***** Provided material

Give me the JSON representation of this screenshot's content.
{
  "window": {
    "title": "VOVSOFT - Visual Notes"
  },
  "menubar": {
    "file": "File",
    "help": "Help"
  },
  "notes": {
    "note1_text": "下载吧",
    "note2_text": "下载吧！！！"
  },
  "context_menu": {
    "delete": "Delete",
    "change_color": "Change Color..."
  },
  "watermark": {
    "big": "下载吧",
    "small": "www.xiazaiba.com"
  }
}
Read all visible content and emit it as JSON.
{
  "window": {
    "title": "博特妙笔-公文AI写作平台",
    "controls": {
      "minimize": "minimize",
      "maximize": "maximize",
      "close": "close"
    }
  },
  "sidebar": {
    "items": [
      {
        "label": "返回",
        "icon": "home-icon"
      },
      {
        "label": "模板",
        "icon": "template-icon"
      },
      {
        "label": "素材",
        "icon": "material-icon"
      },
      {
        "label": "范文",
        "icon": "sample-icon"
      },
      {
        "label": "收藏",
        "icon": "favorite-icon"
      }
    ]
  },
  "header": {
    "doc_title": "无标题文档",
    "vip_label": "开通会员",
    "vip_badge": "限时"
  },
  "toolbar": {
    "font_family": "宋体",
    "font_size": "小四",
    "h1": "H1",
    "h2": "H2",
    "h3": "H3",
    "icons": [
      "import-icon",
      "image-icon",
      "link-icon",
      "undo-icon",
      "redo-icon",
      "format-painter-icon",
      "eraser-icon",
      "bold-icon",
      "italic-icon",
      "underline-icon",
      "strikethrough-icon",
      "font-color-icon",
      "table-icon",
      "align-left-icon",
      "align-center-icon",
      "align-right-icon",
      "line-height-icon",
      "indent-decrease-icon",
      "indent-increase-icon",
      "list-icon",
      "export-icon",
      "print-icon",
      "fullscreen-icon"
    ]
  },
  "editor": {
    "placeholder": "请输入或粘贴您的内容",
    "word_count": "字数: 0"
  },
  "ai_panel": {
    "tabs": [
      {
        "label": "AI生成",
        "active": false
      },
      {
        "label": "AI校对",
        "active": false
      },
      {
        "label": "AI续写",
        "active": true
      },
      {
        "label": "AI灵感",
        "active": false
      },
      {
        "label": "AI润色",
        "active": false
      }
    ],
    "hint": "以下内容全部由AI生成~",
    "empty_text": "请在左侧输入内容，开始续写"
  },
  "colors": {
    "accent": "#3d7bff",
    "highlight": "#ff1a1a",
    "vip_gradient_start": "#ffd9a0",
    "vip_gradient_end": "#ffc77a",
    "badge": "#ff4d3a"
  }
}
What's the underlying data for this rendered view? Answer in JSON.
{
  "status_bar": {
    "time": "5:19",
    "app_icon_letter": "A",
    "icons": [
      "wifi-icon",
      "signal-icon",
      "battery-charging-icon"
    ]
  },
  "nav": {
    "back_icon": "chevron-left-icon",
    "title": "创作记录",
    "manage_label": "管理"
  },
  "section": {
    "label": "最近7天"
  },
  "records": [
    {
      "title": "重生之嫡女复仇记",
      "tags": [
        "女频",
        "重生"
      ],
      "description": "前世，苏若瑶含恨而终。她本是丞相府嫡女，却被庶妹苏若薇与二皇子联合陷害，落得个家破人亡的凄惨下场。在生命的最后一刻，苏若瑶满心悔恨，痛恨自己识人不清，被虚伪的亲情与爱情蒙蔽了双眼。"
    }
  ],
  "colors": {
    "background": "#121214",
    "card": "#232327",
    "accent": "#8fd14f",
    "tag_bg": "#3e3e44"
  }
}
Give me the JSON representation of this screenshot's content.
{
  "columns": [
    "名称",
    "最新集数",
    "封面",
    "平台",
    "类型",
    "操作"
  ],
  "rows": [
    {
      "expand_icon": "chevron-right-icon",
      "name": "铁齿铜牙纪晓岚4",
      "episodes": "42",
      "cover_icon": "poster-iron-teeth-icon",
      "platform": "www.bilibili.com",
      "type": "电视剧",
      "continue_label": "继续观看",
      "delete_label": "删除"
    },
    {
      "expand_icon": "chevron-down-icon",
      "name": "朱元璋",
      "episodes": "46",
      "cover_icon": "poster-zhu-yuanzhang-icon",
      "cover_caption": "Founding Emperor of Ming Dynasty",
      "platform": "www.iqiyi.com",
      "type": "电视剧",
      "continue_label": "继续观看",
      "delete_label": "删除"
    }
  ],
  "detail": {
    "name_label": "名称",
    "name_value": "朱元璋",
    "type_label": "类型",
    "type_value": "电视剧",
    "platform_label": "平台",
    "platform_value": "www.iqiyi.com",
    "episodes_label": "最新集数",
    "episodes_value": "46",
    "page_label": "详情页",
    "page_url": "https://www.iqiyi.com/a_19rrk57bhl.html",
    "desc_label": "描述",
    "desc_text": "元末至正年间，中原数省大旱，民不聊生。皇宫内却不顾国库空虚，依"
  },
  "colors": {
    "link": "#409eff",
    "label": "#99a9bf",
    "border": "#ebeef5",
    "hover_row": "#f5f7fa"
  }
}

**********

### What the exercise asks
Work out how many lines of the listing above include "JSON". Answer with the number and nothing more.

### Solution for this problem
4